Let's start by putting things into context. When employers and employees resolve a dispute using a Deed of Release or Settlement Agreement, they're usually doing it because they want to move forward, and they have little-to-no intention of finding themselves back in the middle of a dispute anytime soon.
So, when an employer does a deal and signs a document with an employee that contains a general or comprehensive release of all claims, the practical reality is that hostilities usually end or are avoided, and both the employer and employee move on in different directions.
But, when the settlement's done, is it always done? Spoiler alert - sometimes it's not.
When a Deed of Release or Settlement Agreement is signed between an employer and employee, it's common for the Deed or Agreement to set out a number of things. Firstly, it will generally talk about when the employment started, and when it ended. Sometimes it will refer to where the terms and conditions of employment were set out, and occasionally it deals with other aspects of the employee's remuneration, including equity and other incentive arrangements. Often (preferably), the Deed or Agreement will also talk to specific disputes and the circumstances which gave rise to the Deed or Agreement coming into place.

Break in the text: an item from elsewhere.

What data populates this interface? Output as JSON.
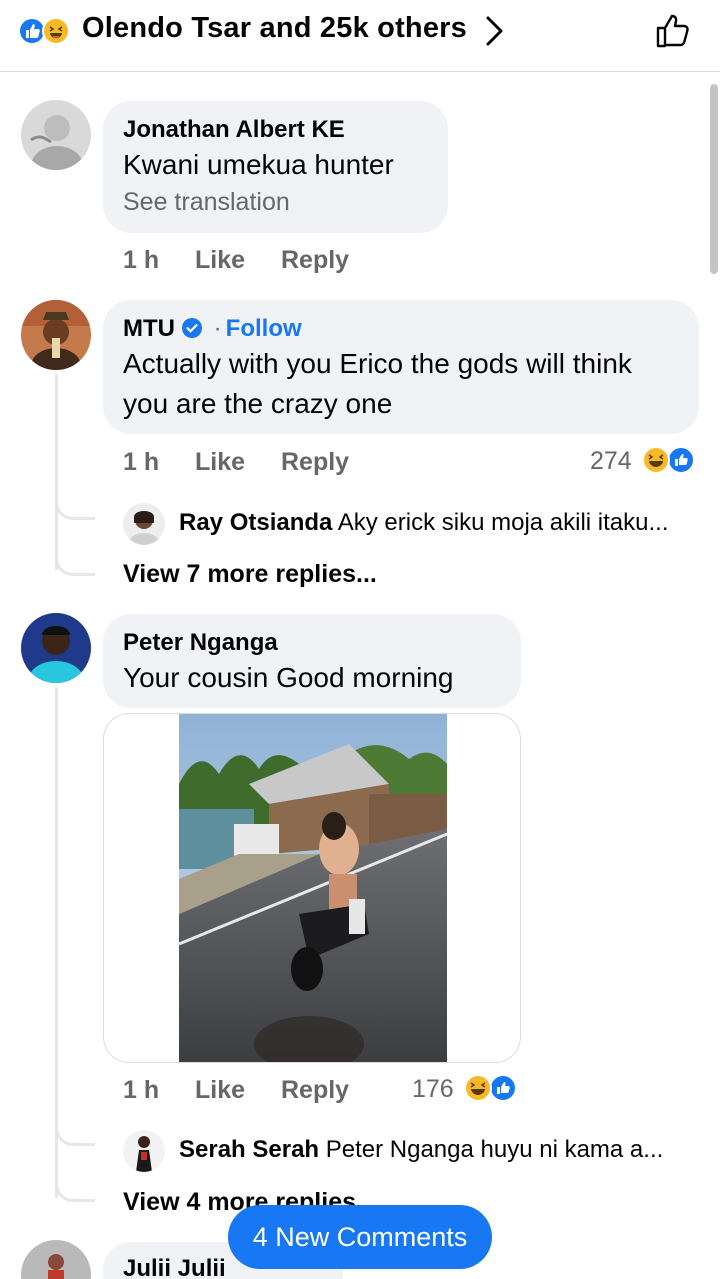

Irrespective of the circumstances, it's common for the release to be broad and expressed to be all encompassing. It often says the employee is releasing the employer from all and every claim relating to or arising out of the employment, and all of the matters set out within the recitals. While it would be common for most employers to assume there's now no avenue for a future claim to be made against them, in reality how effective is the release you've just entered?
There are a few things to keep in mind.
- Most employers accept as uncontroversial the exclusion of workers compensation claims, and more recently statutory superannuation claims. This is accepted because it's in most circumstances it's not possible to "contract out" of these statutory rights and obligations.
- Many employers understand that although releases can be effective at putting to bed known disputes and things that were expressed to be in the parties contemplation at the time, they're not very effective (and are likely to be ineffective) at releasing the employer for future, unknown events. That's why we often recommend a two-part process when entering a Deed or Agreement with an employee that will be remaining in employment for a period of time (i.e. an initial document which is signed now and sets out the full terms of the deal, and then a Deed Poll which is signed once the employment ultimately ends).
- Releases are unlikely to be effective at stopping a future claim for a past statutory entitlement, unless that entitlement was the subject of the dispute, and the Deed or Agreement is focused on the resolution of that dispute. Examples can include claims about the incorrect payment of leave entitlements or claims about statutory underpayments.
- It's common for employers to use Deeds when documenting settlements (rather than contracts). While the use of Deeds largely dispenses with the legal requirement for there to be valuable consideration going to the employee, the use of a Deed carries with it a tighter legal obligation around execution - that is, a Deed will normally need to be executed by the employer in accordance with the requirements for executing Deeds set out in the company's constitution. If the Deed doesn't meet the stricter legal requirements for execution, the enforceability of the Deed can be put at risk.
Understandably, employers who provide benefits on termination that exceed the employee's minimum entitlements, or who have agreed to make payments in settlement of a dispute, will want certainty that all reasonable avenues for future claims are sealed-off. It's therefore important that when negotiating and finalising the deal, careful consideration is given to what the deal is likely to actually resolve, and what it may not.